Aim of the task
Your task is to write out every line of the data exactly. Drop the pictures.

Excerpts from an interface dataset
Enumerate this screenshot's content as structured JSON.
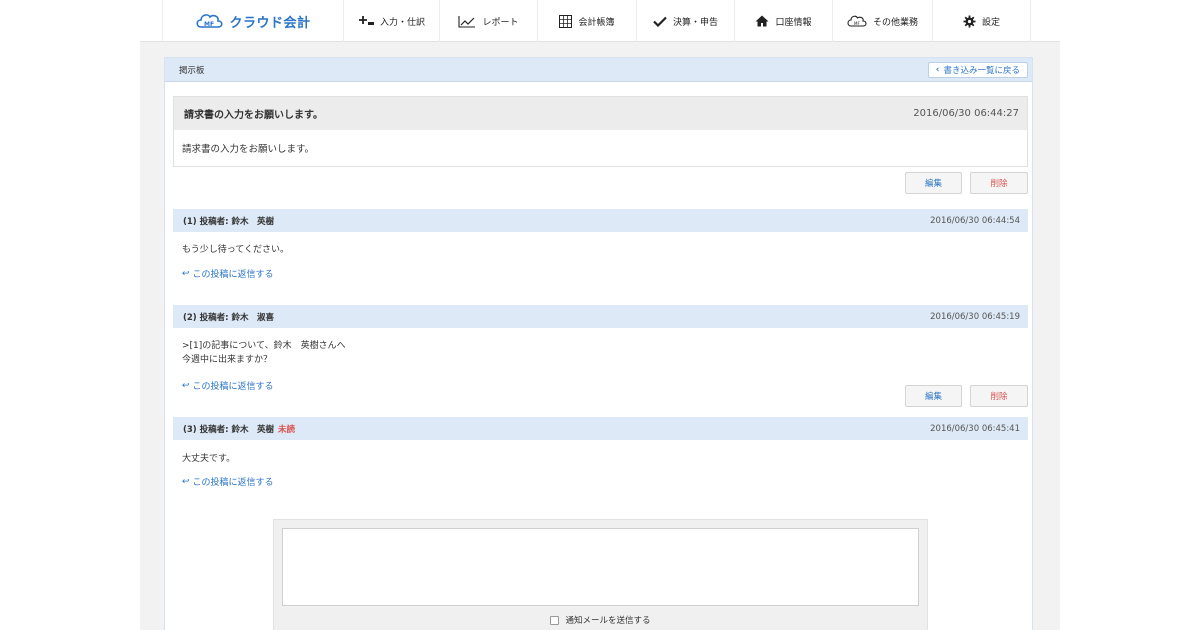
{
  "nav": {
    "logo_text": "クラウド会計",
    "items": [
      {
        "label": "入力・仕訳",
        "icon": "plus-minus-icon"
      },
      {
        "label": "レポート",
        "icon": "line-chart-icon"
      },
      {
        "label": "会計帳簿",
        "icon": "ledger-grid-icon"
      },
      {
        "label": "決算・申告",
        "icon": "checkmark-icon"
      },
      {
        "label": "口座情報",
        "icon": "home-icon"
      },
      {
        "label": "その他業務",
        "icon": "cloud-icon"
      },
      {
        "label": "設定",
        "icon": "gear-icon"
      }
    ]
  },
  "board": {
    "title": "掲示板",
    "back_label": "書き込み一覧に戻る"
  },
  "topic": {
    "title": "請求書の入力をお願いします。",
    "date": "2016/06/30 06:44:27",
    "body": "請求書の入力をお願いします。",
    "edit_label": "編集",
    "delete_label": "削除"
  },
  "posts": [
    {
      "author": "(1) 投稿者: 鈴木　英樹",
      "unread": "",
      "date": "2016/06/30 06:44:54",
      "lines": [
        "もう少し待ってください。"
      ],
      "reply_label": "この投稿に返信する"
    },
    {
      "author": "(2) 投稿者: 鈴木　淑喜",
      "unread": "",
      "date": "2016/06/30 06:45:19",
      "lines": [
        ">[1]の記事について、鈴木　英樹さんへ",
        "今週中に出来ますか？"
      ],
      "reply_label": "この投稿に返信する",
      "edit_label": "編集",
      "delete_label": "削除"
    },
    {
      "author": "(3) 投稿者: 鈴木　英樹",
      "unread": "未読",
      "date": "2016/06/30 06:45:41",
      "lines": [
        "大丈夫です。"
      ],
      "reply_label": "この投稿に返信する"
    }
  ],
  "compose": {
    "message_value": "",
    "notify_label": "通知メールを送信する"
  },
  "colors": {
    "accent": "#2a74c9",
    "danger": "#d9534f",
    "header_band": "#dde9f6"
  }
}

Answer for this exercise
Enumerate this screenshot's content as structured JSON.
{
  "nav": {
    "logo_text": "クラウド会計",
    "items": [
      {
        "label": "入力・仕訳",
        "icon": "plus-minus-icon"
      },
      {
        "label": "レポート",
        "icon": "line-chart-icon"
      },
      {
        "label": "会計帳簿",
        "icon": "ledger-grid-icon"
      },
      {
        "label": "決算・申告",
        "icon": "checkmark-icon"
      },
      {
        "label": "口座情報",
        "icon": "home-icon"
      },
      {
        "label": "その他業務",
        "icon": "cloud-icon"
      },
      {
        "label": "設定",
        "icon": "gear-icon"
      }
    ]
  },
  "board": {
    "title": "掲示板",
    "back_label": "書き込み一覧に戻る"
  },
  "topic": {
    "title": "請求書の入力をお願いします。",
    "date": "2016/06/30 06:44:27",
    "body": "請求書の入力をお願いします。",
    "edit_label": "編集",
    "delete_label": "削除"
  },
  "posts": [
    {
      "author": "(1) 投稿者: 鈴木　英樹",
      "unread": "",
      "date": "2016/06/30 06:44:54",
      "lines": [
        "もう少し待ってください。"
      ],
      "reply_label": "この投稿に返信する"
    },
    {
      "author": "(2) 投稿者: 鈴木　淑喜",
      "unread": "",
      "date": "2016/06/30 06:45:19",
      "lines": [
        ">[1]の記事について、鈴木　英樹さんへ",
        "今週中に出来ますか？"
      ],
      "reply_label": "この投稿に返信する",
      "edit_label": "編集",
      "delete_label": "削除"
    },
    {
      "author": "(3) 投稿者: 鈴木　英樹",
      "unread": "未読",
      "date": "2016/06/30 06:45:41",
      "lines": [
        "大丈夫です。"
      ],
      "reply_label": "この投稿に返信する"
    }
  ],
  "compose": {
    "message_value": "",
    "notify_label": "通知メールを送信する"
  },
  "colors": {
    "accent": "#2a74c9",
    "danger": "#d9534f",
    "header_band": "#dde9f6"
  }
}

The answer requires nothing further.